We have carried out the first major infectivity trial to examine differential genetic resistance in fish for pathogens. We used captive-bred, endangered winter-run chinook salmon (Oncorhynchus tshawytscha) to determine resistance to three pathogens: the bacterium, Listonella (Vibrio) anguillarum, infectious hematopoietic necrosis virus (IHNV), and Myxobolus cerebralis, the parasite that causes whirling disease. We compared resistance to these three pathogens between inbred and outbred salmon and between siblings that were heterozygous or homozygous for a class II gene in the major histocompatibility complex (MHC). In two of five different comparisons, we found significant genetic effects on disease resistance. First, MHC heterozygotes had a higher survival than MHC homozygotes when exposed to IHNV and the selection disadvantage of homozygotes was estimated to be 8.5%. Second, outbred fish had a higher resistance (or lower infection severity) than inbred fish when exposed to M. cerebralis. Using a quantitative genetics approach, it appears that there are slightly more than three gene equivalents segregating that would result in no resistance to M. cerebralis when homozygous. Overall, our investigation suggests that pathogen susceptibility in the winter-run chinook salmon will increase if further genetic variation is lost in this endangered species.

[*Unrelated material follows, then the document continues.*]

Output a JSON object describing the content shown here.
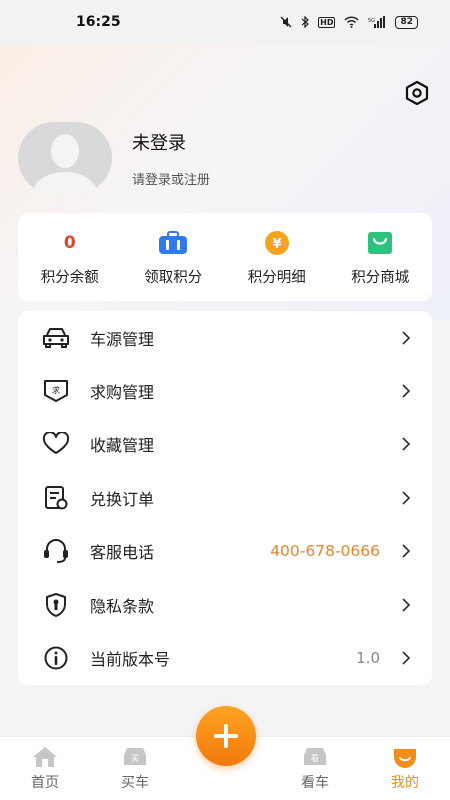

|Original language||English (US)|
|Number of pages||10|
|Journal||Canadian Journal of Fisheries and Aquatic Sciences|
|State||Published - Oct 9 2002|
ASJC Scopus subject areas
- Ecology, Evolution, Behavior and Systematics
- Aquatic Science